ment I made. I said Dr. Oakman did not obtain his appointment on the City Board of Health due to a political pull. I didn't say that politics were not used-I don't know with regard to that-in bringing about results they obtained in mouth hygiene. I asked a former president of their board of health, "How did Oakman secure this appointment? Was it a political pull"? And the president who preceded Dr. Oakman made the statement that it was not.
DR. CORLEY: I want to say to Dr. Oakman that I know nothing about politics, especially municipal politics, because I don't live in a municipality. I live in the country, and my question was asked in absolute innocence and sincerity.
DR. OAKMAN: An appointment to any Board or Commission in the municipality or state is usually made by the mayor of the city or governor of the state.
Should you receive a position on one of these Commissions, you may call the process of getting it "pull" or whatever you wish, but the fact still remains that friends count in this as well as all things.
I said to a friend that I would like to receive an appointment to the Detroit Board of Health as I thought there were greater opportunities as a Commissioner on the Health Board of a large city than as a member of the State Dental Board. In due time my request was granted. I received the appointment as one of the Commissioners of Health. I then withdrew from the Michigan State Board of Dental Examiners, sending my resignation to the Governor.
Up to this time no municipal appropriation had been made for free dental clinics. The first appropriation was five thousand dollars, the second eight thousand, and the last year, twenty thousand.
Before we asked for an appropriation we secured the names of twenty thousand
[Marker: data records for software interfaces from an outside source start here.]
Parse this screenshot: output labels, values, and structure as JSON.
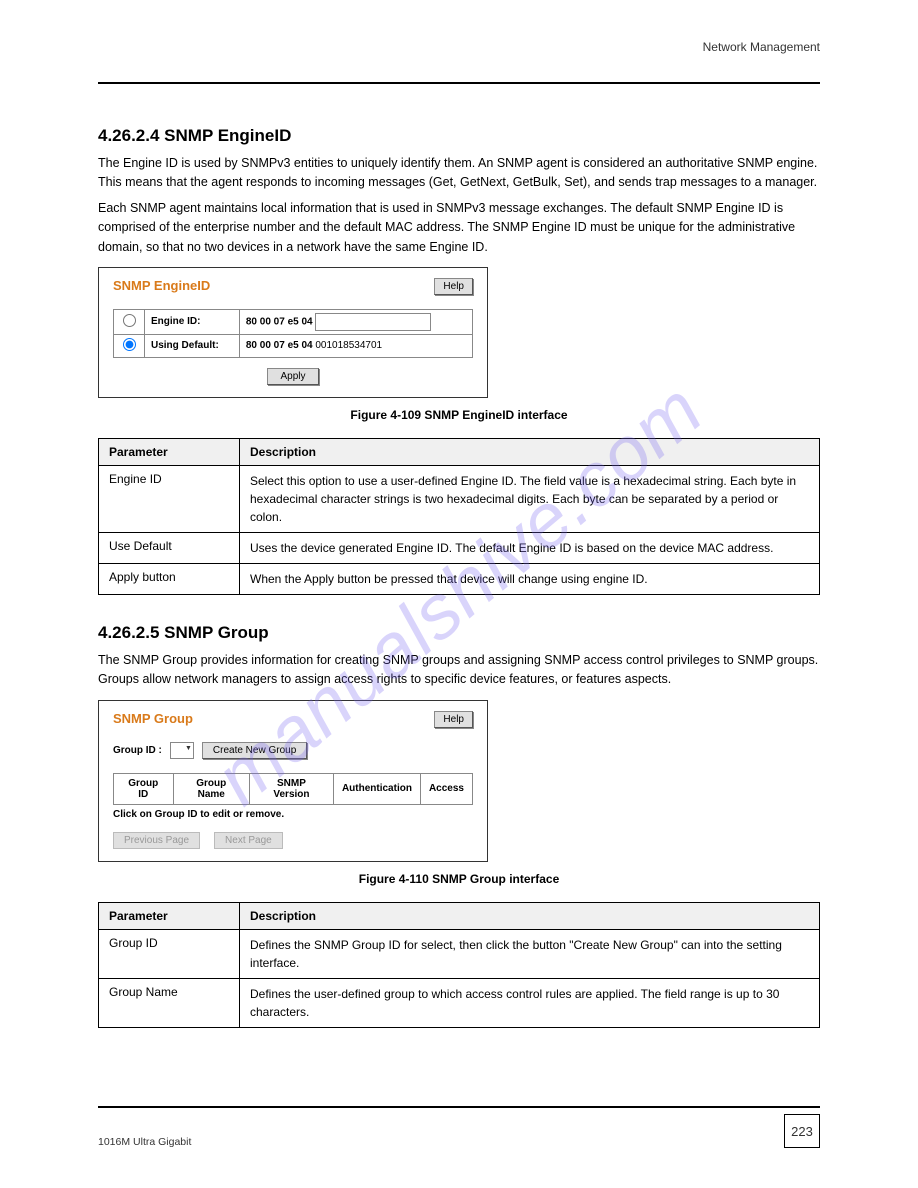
{
  "header": {
    "right": "Network Management"
  },
  "sec1": {
    "title": "4.26.2.4 SNMP EngineID",
    "p1": "The Engine ID is used by SNMPv3 entities to uniquely identify them. An SNMP agent is considered an authoritative SNMP engine. This means that the agent responds to incoming messages (Get, GetNext, GetBulk, Set), and sends trap messages to a manager.",
    "p2": "Each SNMP agent maintains local information that is used in SNMPv3 message exchanges. The default SNMP Engine ID is comprised of the enterprise number and the default MAC address. The SNMP Engine ID must be unique for the administrative domain, so that no two devices in a network have the same Engine ID."
  },
  "fig1": {
    "title": "SNMP EngineID",
    "help": "Help",
    "row1_label": "Engine ID:",
    "row1_prefix": "80 00 07 e5 04",
    "row2_label": "Using Default:",
    "row2_prefix": "80 00 07 e5 04",
    "row2_value": "001018534701",
    "apply": "Apply",
    "caption": "Figure 4-109 SNMP EngineID interface"
  },
  "table1": {
    "h1": "Parameter",
    "h2": "Description",
    "r1_p": "Engine ID",
    "r1_d": "Select this option to use a user-defined Engine ID. The field value is a hexadecimal string. Each byte in hexadecimal character strings is two hexadecimal digits. Each byte can be separated by a period or colon.",
    "r2_p": "Use Default",
    "r2_d": "Uses the device generated Engine ID. The default Engine ID is based on the device MAC address.",
    "r3_p": "Apply button",
    "r3_d": "When the Apply button be pressed that device will change using engine ID."
  },
  "sec2": {
    "title": "4.26.2.5 SNMP Group",
    "p1": "The SNMP Group provides information for creating SNMP groups and assigning SNMP access control privileges to SNMP groups. Groups allow network managers to assign access rights to specific device features, or features aspects."
  },
  "fig2": {
    "title": "SNMP Group",
    "help": "Help",
    "group_id": "Group ID :",
    "create_btn": "Create New Group",
    "th1": "Group ID",
    "th2": "Group Name",
    "th3": "SNMP Version",
    "th4": "Authentication",
    "th5": "Access",
    "caption": "Click on Group ID to edit or remove.",
    "prev": "Previous Page",
    "next": "Next Page",
    "fig_caption": "Figure 4-110 SNMP Group interface"
  },
  "table2": {
    "h1": "Parameter",
    "h2": "Description",
    "r1_p": "Group ID",
    "r1_d": "Defines the SNMP Group ID for select, then click the button \"Create New Group\" can into the setting interface.",
    "r2_p": "Group Name",
    "r2_d": "Defines the user-defined group to which access control rules are applied. The field range is up to 30 characters."
  },
  "footer": {
    "left": "1016M Ultra Gigabit",
    "page": "223"
  }
}
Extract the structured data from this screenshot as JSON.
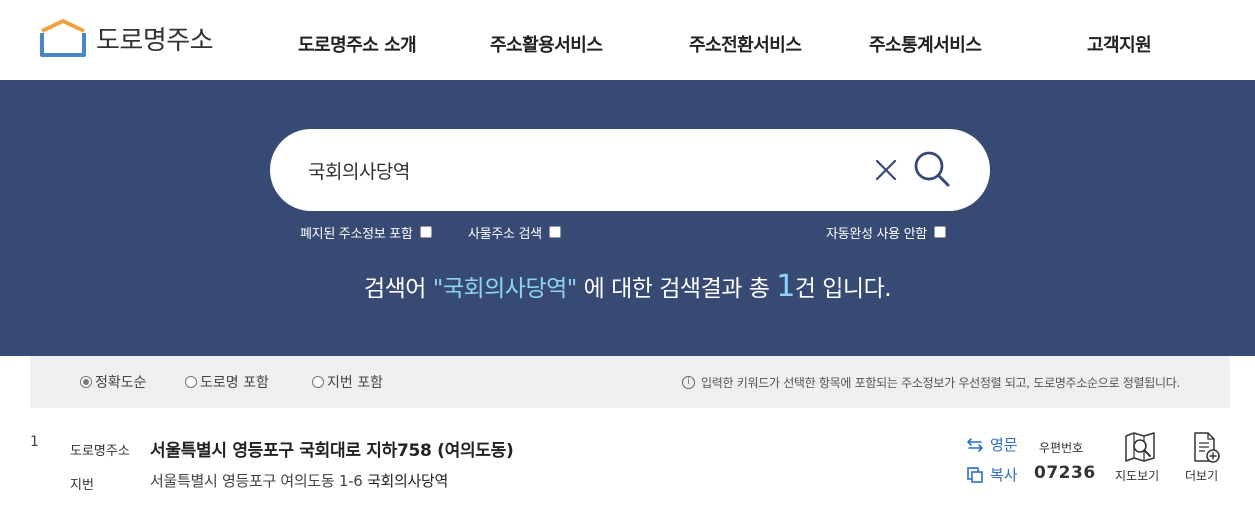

citizens. We then interviewed the editors of the daily and weekly papers, including those of foreign languages. They knew little of Oral Hygiene and had to be shown. We spoke of the Forsyth Dental Infirmary for Children which was to be built for the dental care of the poor children of Boston. A lengthy telegram was sent by the editor of one of our leading papers to its Boston correspondent, asking for full information relative to the Forsyth Memorial. In due time a favorable report of the Institution was received and a half page article appeared setting forth the aim and object of this enterprise.
After the publication of this article, editorials followed. Our missionary work continued with the papers until we won them all to our cause and it was largely thru the co-operation of the press that our largest appropriation was obtained.
Let it not be forgotten that previous to the first municipal appropriation for dental clinics, much had been done gratis by Detroit dentists. It was the efforts of these pioneers that appealed to many in aiding our cause.
During the campaign for the twenty thousand dollar appropriation some of our dental friends would ask "How is the appropriation coming?" We made answer, "Very good." "You will never get it," would be the rejoinder. These little thrusts helped spur us on to the greater effort. We consulted the Aldermen, the Estimators, business men and professional men. Had them write letters to their respective Aldermen and Estimators asking them to do all in their power to further the cause of Oral Hygiene.
In the furtherance of this work we were as careful as a general would be in laying out plans for a battle. We interviewed Democrats and Republicans alike and proved to them conclusively that the work we had planned was for the benefit of humanity. The chairman pro tem of